(Dataset records begins)
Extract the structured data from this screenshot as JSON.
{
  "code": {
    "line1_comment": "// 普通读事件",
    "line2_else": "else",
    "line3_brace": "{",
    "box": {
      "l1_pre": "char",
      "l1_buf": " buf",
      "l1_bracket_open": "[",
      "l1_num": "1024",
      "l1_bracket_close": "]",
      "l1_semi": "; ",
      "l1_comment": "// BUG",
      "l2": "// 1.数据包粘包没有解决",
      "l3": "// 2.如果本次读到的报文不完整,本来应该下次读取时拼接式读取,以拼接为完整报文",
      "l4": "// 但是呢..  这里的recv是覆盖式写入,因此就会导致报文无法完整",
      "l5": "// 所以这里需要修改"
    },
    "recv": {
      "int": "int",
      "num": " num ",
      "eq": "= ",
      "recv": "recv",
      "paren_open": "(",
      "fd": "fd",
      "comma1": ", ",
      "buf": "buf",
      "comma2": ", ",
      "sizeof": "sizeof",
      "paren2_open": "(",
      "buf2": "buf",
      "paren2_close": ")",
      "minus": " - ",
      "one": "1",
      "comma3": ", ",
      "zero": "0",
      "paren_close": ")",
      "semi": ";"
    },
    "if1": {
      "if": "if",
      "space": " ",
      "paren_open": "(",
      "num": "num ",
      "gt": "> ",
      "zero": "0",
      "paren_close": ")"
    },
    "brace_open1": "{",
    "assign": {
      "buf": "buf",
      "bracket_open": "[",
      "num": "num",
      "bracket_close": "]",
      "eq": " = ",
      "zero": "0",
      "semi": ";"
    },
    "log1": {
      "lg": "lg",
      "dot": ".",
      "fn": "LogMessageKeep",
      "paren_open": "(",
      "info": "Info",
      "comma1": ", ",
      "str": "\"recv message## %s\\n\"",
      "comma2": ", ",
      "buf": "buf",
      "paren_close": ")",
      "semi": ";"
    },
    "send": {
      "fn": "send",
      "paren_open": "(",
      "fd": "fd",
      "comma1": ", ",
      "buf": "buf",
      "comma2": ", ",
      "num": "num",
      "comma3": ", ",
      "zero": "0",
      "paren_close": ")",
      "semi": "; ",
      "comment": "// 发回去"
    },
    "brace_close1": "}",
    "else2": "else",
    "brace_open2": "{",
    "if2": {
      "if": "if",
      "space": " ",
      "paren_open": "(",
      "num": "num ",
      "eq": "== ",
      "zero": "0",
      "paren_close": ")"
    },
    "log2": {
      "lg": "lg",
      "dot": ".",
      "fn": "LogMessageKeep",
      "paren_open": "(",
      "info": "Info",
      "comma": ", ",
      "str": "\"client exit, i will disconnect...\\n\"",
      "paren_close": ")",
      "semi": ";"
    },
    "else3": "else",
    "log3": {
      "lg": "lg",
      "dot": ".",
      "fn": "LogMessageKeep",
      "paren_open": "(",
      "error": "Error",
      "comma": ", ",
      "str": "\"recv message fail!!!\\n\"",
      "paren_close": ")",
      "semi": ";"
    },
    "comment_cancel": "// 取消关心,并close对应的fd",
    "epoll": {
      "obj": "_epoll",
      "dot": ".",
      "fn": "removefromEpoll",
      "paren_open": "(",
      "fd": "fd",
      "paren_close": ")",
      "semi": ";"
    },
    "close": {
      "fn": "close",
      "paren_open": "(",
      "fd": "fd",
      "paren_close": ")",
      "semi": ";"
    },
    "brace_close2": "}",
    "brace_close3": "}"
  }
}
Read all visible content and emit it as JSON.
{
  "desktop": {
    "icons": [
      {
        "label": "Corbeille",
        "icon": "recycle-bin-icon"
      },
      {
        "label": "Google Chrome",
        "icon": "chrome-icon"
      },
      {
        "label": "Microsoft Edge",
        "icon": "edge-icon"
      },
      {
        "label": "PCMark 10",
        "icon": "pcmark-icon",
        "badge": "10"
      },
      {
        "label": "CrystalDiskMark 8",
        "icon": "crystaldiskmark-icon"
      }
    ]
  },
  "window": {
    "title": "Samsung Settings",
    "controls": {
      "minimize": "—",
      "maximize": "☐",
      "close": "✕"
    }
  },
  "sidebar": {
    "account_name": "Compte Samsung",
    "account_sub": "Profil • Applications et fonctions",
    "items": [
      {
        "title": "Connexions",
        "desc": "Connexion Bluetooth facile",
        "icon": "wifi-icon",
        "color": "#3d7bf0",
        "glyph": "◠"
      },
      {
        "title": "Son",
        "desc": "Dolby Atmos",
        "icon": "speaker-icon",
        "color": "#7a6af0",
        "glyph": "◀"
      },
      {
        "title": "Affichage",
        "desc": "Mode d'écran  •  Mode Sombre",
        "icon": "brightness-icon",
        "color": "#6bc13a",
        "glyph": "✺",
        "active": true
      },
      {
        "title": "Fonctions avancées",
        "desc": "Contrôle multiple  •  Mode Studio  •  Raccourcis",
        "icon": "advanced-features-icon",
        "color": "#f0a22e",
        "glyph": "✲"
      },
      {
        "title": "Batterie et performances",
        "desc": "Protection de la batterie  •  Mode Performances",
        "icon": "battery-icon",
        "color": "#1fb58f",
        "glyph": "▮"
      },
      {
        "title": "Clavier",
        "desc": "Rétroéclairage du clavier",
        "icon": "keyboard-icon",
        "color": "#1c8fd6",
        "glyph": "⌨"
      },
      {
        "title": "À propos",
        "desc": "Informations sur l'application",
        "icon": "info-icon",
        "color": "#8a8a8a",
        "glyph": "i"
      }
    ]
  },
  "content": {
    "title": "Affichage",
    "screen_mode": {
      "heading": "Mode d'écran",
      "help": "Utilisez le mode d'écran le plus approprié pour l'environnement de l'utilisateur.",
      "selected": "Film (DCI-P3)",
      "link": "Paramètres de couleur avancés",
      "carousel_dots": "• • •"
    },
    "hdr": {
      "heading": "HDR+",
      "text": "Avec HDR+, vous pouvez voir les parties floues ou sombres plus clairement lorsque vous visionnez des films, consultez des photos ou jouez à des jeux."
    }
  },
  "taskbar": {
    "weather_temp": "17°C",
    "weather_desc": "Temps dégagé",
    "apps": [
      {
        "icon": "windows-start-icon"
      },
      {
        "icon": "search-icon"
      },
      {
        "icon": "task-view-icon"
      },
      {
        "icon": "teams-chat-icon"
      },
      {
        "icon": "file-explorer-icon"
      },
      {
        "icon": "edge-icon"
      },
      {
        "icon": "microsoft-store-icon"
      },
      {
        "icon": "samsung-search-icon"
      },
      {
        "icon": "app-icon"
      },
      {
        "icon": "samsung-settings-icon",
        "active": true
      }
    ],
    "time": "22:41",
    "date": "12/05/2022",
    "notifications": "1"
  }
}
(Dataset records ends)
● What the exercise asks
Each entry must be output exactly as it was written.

● Reply
Extract the structured data from this screenshot as JSON.
{
  "code": {
    "line1_comment": "// 普通读事件",
    "line2_else": "else",
    "line3_brace": "{",
    "box": {
      "l1_pre": "char",
      "l1_buf": " buf",
      "l1_bracket_open": "[",
      "l1_num": "1024",
      "l1_bracket_close": "]",
      "l1_semi": "; ",
      "l1_comment": "// BUG",
      "l2": "// 1.数据包粘包没有解决",
      "l3": "// 2.如果本次读到的报文不完整,本来应该下次读取时拼接式读取,以拼接为完整报文",
      "l4": "// 但是呢..  这里的recv是覆盖式写入,因此就会导致报文无法完整",
      "l5": "// 所以这里需要修改"
    },
    "recv": {
      "int": "int",
      "num": " num ",
      "eq": "= ",
      "recv": "recv",
      "paren_open": "(",
      "fd": "fd",
      "comma1": ", ",
      "buf": "buf",
      "comma2": ", ",
      "sizeof": "sizeof",
      "paren2_open": "(",
      "buf2": "buf",
      "paren2_close": ")",
      "minus": " - ",
      "one": "1",
      "comma3": ", ",
      "zero": "0",
      "paren_close": ")",
      "semi": ";"
    },
    "if1": {
      "if": "if",
      "space": " ",
      "paren_open": "(",
      "num": "num ",
      "gt": "> ",
      "zero": "0",
      "paren_close": ")"
    },
    "brace_open1": "{",
    "assign": {
      "buf": "buf",
      "bracket_open": "[",
      "num": "num",
      "bracket_close": "]",
      "eq": " = ",
      "zero": "0",
      "semi": ";"
    },
    "log1": {
      "lg": "lg",
      "dot": ".",
      "fn": "LogMessageKeep",
      "paren_open": "(",
      "info": "Info",
      "comma1": ", ",
      "str": "\"recv message## %s\\n\"",
      "comma2": ", ",
      "buf": "buf",
      "paren_close": ")",
      "semi": ";"
    },
    "send": {
      "fn": "send",
      "paren_open": "(",
      "fd": "fd",
      "comma1": ", ",
      "buf": "buf",
      "comma2": ", ",
      "num": "num",
      "comma3": ", ",
      "zero": "0",
      "paren_close": ")",
      "semi": "; ",
      "comment": "// 发回去"
    },
    "brace_close1": "}",
    "else2": "else",
    "brace_open2": "{",
    "if2": {
      "if": "if",
      "space": " ",
      "paren_open": "(",
      "num": "num ",
      "eq": "== ",
      "zero": "0",
      "paren_close": ")"
    },
    "log2": {
      "lg": "lg",
      "dot": ".",
      "fn": "LogMessageKeep",
      "paren_open": "(",
      "info": "Info",
      "comma": ", ",
      "str": "\"client exit, i will disconnect...\\n\"",
      "paren_close": ")",
      "semi": ";"
    },
    "else3": "else",
    "log3": {
      "lg": "lg",
      "dot": ".",
      "fn": "LogMessageKeep",
      "paren_open": "(",
      "error": "Error",
      "comma": ", ",
      "str": "\"recv message fail!!!\\n\"",
      "paren_close": ")",
      "semi": ";"
    },
    "comment_cancel": "// 取消关心,并close对应的fd",
    "epoll": {
      "obj": "_epoll",
      "dot": ".",
      "fn": "removefromEpoll",
      "paren_open": "(",
      "fd": "fd",
      "paren_close": ")",
      "semi": ";"
    },
    "close": {
      "fn": "close",
      "paren_open": "(",
      "fd": "fd",
      "paren_close": ")",
      "semi": ";"
    },
    "brace_close2": "}",
    "brace_close3": "}"
  }
}
Read all visible content and emit it as JSON.
{
  "desktop": {
    "icons": [
      {
        "label": "Corbeille",
        "icon": "recycle-bin-icon"
      },
      {
        "label": "Google Chrome",
        "icon": "chrome-icon"
      },
      {
        "label": "Microsoft Edge",
        "icon": "edge-icon"
      },
      {
        "label": "PCMark 10",
        "icon": "pcmark-icon",
        "badge": "10"
      },
      {
        "label": "CrystalDiskMark 8",
        "icon": "crystaldiskmark-icon"
      }
    ]
  },
  "window": {
    "title": "Samsung Settings",
    "controls": {
      "minimize": "—",
      "maximize": "☐",
      "close": "✕"
    }
  },
  "sidebar": {
    "account_name": "Compte Samsung",
    "account_sub": "Profil • Applications et fonctions",
    "items": [
      {
        "title": "Connexions",
        "desc": "Connexion Bluetooth facile",
        "icon": "wifi-icon",
        "color": "#3d7bf0",
        "glyph": "◠"
      },
      {
        "title": "Son",
        "desc": "Dolby Atmos",
        "icon": "speaker-icon",
        "color": "#7a6af0",
        "glyph": "◀"
      },
      {
        "title": "Affichage",
        "desc": "Mode d'écran  •  Mode Sombre",
        "icon": "brightness-icon",
        "color": "#6bc13a",
        "glyph": "✺",
        "active": true
      },
      {
        "title": "Fonctions avancées",
        "desc": "Contrôle multiple  •  Mode Studio  •  Raccourcis",
        "icon": "advanced-features-icon",
        "color": "#f0a22e",
        "glyph": "✲"
      },
      {
        "title": "Batterie et performances",
        "desc": "Protection de la batterie  •  Mode Performances",
        "icon": "battery-icon",
        "color": "#1fb58f",
        "glyph": "▮"
      },
      {
        "title": "Clavier",
        "desc": "Rétroéclairage du clavier",
        "icon": "keyboard-icon",
        "color": "#1c8fd6",
        "glyph": "⌨"
      },
      {
        "title": "À propos",
        "desc": "Informations sur l'application",
        "icon": "info-icon",
        "color": "#8a8a8a",
        "glyph": "i"
      }
    ]
  },
  "content": {
    "title": "Affichage",
    "screen_mode": {
      "heading": "Mode d'écran",
      "help": "Utilisez le mode d'écran le plus approprié pour l'environnement de l'utilisateur.",
      "selected": "Film (DCI-P3)",
      "link": "Paramètres de couleur avancés",
      "carousel_dots": "• • •"
    },
    "hdr": {
      "heading": "HDR+",
      "text": "Avec HDR+, vous pouvez voir les parties floues ou sombres plus clairement lorsque vous visionnez des films, consultez des photos ou jouez à des jeux."
    }
  },
  "taskbar": {
    "weather_temp": "17°C",
    "weather_desc": "Temps dégagé",
    "apps": [
      {
        "icon": "windows-start-icon"
      },
      {
        "icon": "search-icon"
      },
      {
        "icon": "task-view-icon"
      },
      {
        "icon": "teams-chat-icon"
      },
      {
        "icon": "file-explorer-icon"
      },
      {
        "icon": "edge-icon"
      },
      {
        "icon": "microsoft-store-icon"
      },
      {
        "icon": "samsung-search-icon"
      },
      {
        "icon": "app-icon"
      },
      {
        "icon": "samsung-settings-icon",
        "active": true
      }
    ],
    "time": "22:41",
    "date": "12/05/2022",
    "notifications": "1"
  }
}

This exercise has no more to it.